On calm lake water, the ultralight Oru kayak practically skims over the surface. That could prove challenging on windy days with excess chop, but Oru has other models better equipped to handle those conditions. For flatwater recreation, the Beach LT performs beautifully.
One of our preconceived notions was that the folding kayak would be tippy, which proved not to be the case at all. It’s well-balanced and fairly agile. The large open cockpit aids stability plus provides extra space to bring along a cooler and water bottle or even a pet, as long as the overall weight remains under the 300-pound capacity.
Packing up can be messy on a sandy beach or muddy lakeshore, but that’s nothing new for paddling enthusiasts. Just bring an old towel to wipe down the collapsible kayak before and during disassembly if you want to keep things squeaky-clean.
Who is a folding kayak best for?
As we alluded to above, Oru kayaks are pricey. The brand’s smallest model, the Inlet, starts at about $900. That’s significantly more expensive than many other recreational kayaks on the market. But in addition to quality, you’re paying for convenience with a folding watercraft.
First and foremost, the Oru kayak is a good boat, and that’s suitable for any paddler. But what sets it apart—that it collapses down to a suitcase-size package for easy transportation and storage—makes it best for paddlers with space limitations.
We fit the foldable kayak in the trunk of a small sedan, right alongside necessities like a jug of windshield wiper fluid, jumper cables, and blankets. Don’t have a car? It can also ride with you on a bus or train or as checked luggage on a plane. And storage is as simple as clearing a shelf or the floor of a small closet.
Space savings aside, Oru kayaks are also ideal for remote travel. Portaging is easy with a folding boat, especially if you add the nylon pack accessory with padded shoulder and hip straps. It allows you to hike to secluded bodies of water that aren’t accessible by vehicle.

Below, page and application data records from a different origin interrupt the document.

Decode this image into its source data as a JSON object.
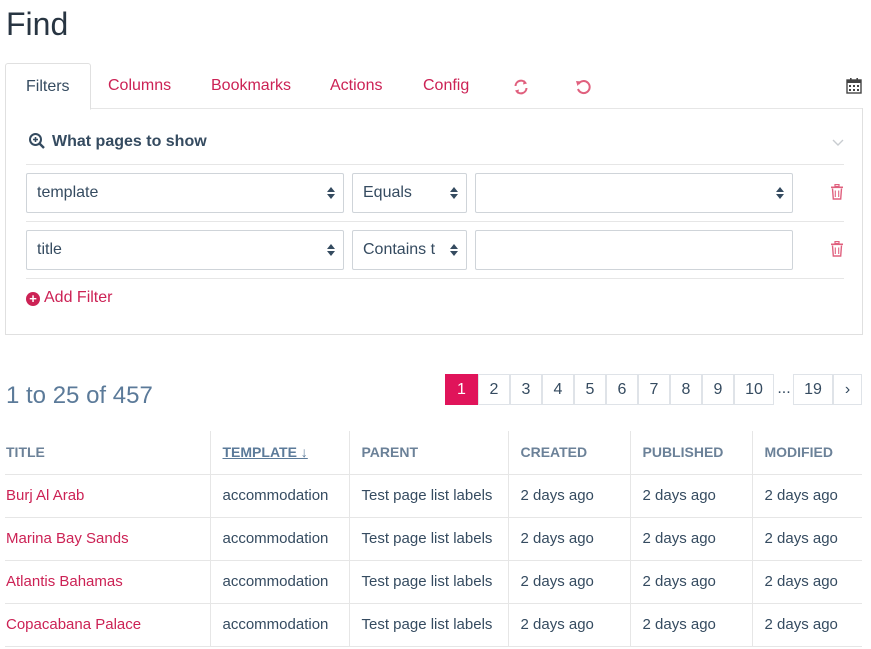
{
  "page": {
    "title": "Find"
  },
  "tabs": {
    "filters": "Filters",
    "columns": "Columns",
    "bookmarks": "Bookmarks",
    "actions": "Actions",
    "config": "Config",
    "refresh_icon": "refresh-icon",
    "reset_icon": "undo-icon",
    "calendar_icon": "calendar-icon"
  },
  "filters": {
    "heading": "What pages to show",
    "rows": [
      {
        "field": "template",
        "operator": "Equals",
        "value": ""
      },
      {
        "field": "title",
        "operator": "Contains t",
        "value": ""
      }
    ],
    "add_label": "Add Filter"
  },
  "results": {
    "summary": "1 to 25 of 457",
    "pages": [
      "1",
      "2",
      "3",
      "4",
      "5",
      "6",
      "7",
      "8",
      "9",
      "10"
    ],
    "current_page": "1",
    "ellipsis": "...",
    "last_page": "19",
    "next": "›"
  },
  "table": {
    "headers": [
      "TITLE",
      "TEMPLATE ↓",
      "PARENT",
      "CREATED",
      "PUBLISHED",
      "MODIFIED"
    ],
    "rows": [
      [
        "Burj Al Arab",
        "accommodation",
        "Test page list labels",
        "2 days ago",
        "2 days ago",
        "2 days ago"
      ],
      [
        "Marina Bay Sands",
        "accommodation",
        "Test page list labels",
        "2 days ago",
        "2 days ago",
        "2 days ago"
      ],
      [
        "Atlantis Bahamas",
        "accommodation",
        "Test page list labels",
        "2 days ago",
        "2 days ago",
        "2 days ago"
      ],
      [
        "Copacabana Palace",
        "accommodation",
        "Test page list labels",
        "2 days ago",
        "2 days ago",
        "2 days ago"
      ]
    ]
  },
  "colors": {
    "accent": "#cc2255",
    "active_page": "#e0145a",
    "text": "#354b60"
  }
}
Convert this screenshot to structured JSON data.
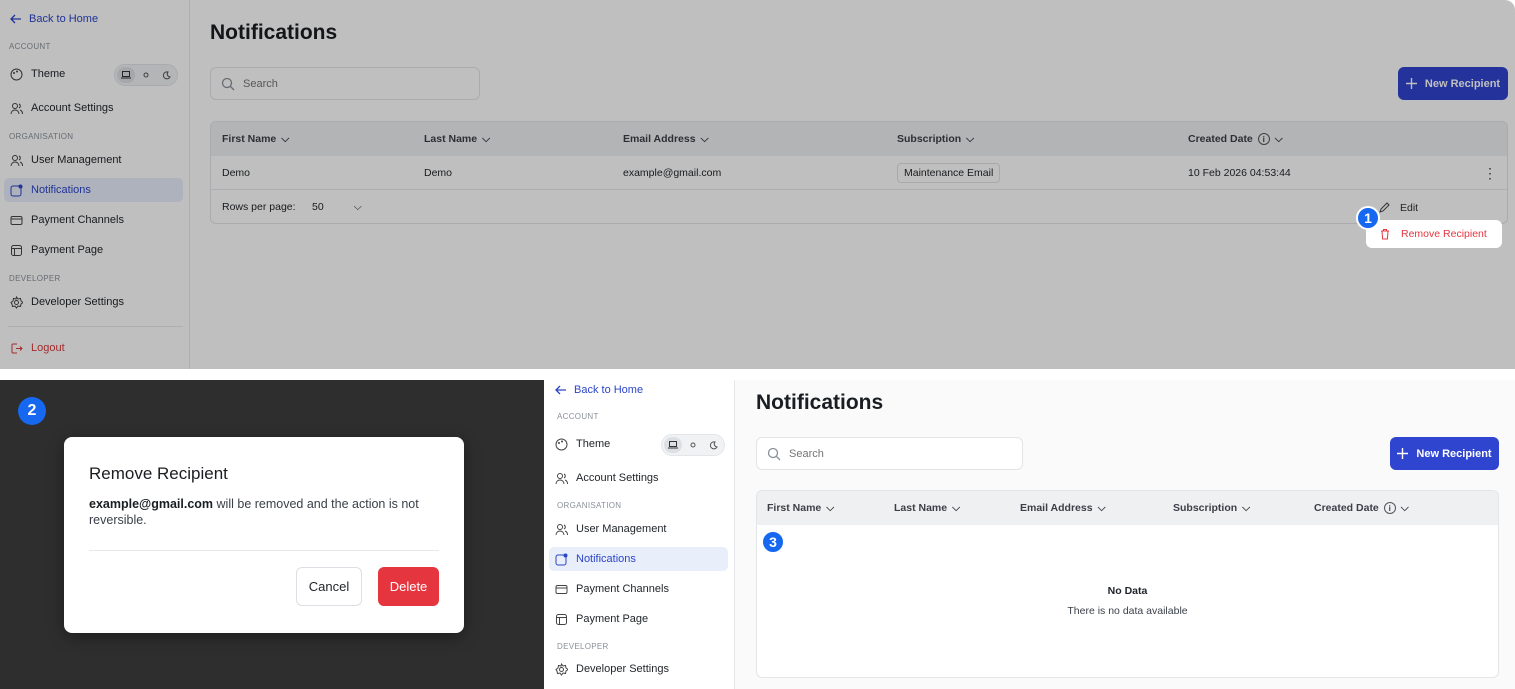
{
  "sidebar": {
    "back_label": "Back to Home",
    "section_account": "ACCOUNT",
    "section_organisation": "ORGANISATION",
    "section_developer": "DEVELOPER",
    "theme_label": "Theme",
    "account_settings": "Account Settings",
    "user_management": "User Management",
    "notifications": "Notifications",
    "payment_channels": "Payment Channels",
    "payment_page": "Payment Page",
    "developer_settings": "Developer Settings",
    "logout": "Logout"
  },
  "page": {
    "title": "Notifications",
    "search_placeholder": "Search",
    "new_recipient": "New Recipient"
  },
  "table": {
    "columns": [
      "First Name",
      "Last Name",
      "Email Address",
      "Subscription",
      "Created Date"
    ],
    "rows": [
      {
        "first_name": "Demo",
        "last_name": "Demo",
        "email": "example@gmail.com",
        "subscription": "Maintenance Email",
        "created": "10 Feb 2026 04:53:44"
      }
    ],
    "rows_per_page_label": "Rows per page:",
    "rows_per_page_value": "50",
    "empty_title": "No Data",
    "empty_subtitle": "There is no data available"
  },
  "row_menu": {
    "edit": "Edit",
    "remove": "Remove Recipient"
  },
  "dialog": {
    "title": "Remove Recipient",
    "email": "example@gmail.com",
    "message": "will be removed and the action is not reversible.",
    "cancel": "Cancel",
    "delete": "Delete"
  },
  "steps": [
    "1",
    "2",
    "3"
  ],
  "colors": {
    "accent": "#2f45cf",
    "danger": "#e5363f",
    "step_badge": "#1668f0"
  }
}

Discerning kayakers may be skeptical. Let’s be honest, an origami boat seems a bit gimmicky. That’s certainly what we thought—at first. You wouldn’t want to take it into extreme whitewater rapids or over waterfalls, but the Oru kayak holds up for most recreational and light touring adventures.
Where does one travel with a folding kayak? Might we suggest La Jolla, California, or McCall, Idaho.
Oru Kayaks You Can Buy Right Now
There’s an Oru Kayak model for every type of paddler. Here’s what’s available in Oru’s current line of foldable kayaks:
Inlet is the smallest recreational kayak from Oru at just over 9 ft. 8 in. and weighing only 20 pounds. It’s best for beginner paddlers on still water. Get the Inlet for $899.
Beach LT is a mix between a recreational and a touring kayak. It measures 12 ft. 1 in. long and weighs 25 pounds. Casual paddles with your pet or day trips with a fully stocked cooler are doable with the Beach LT priced at $1,199.
Bay ST is the original origami kayak from Oru and features a true sea kayak design with a closed cockpit equipped for a spray skirt. It’s 12 ft. 3 in. long, weighs 26 pounds, and can handle open water and ocean surf. Intermediate to advanced paddlers can get the Bay ST for $1,499.
Coast XT is the longest kayak in the lineup, measuring 16 ft. 2 in. and weighing 32 pounds. Advanced kayakers can throw on a spray skirt and embark on serious open-water adventures with the Coast XT for $1,999.
Haven TT is the only true tandem option from Oru. It’s 16 ft. 1 in. long and weighs 41 pounds. The brand touts it as the most stable and versatile model, making it great for families with paddlers of all ages and abilities. Get the Haven TT for $1,999.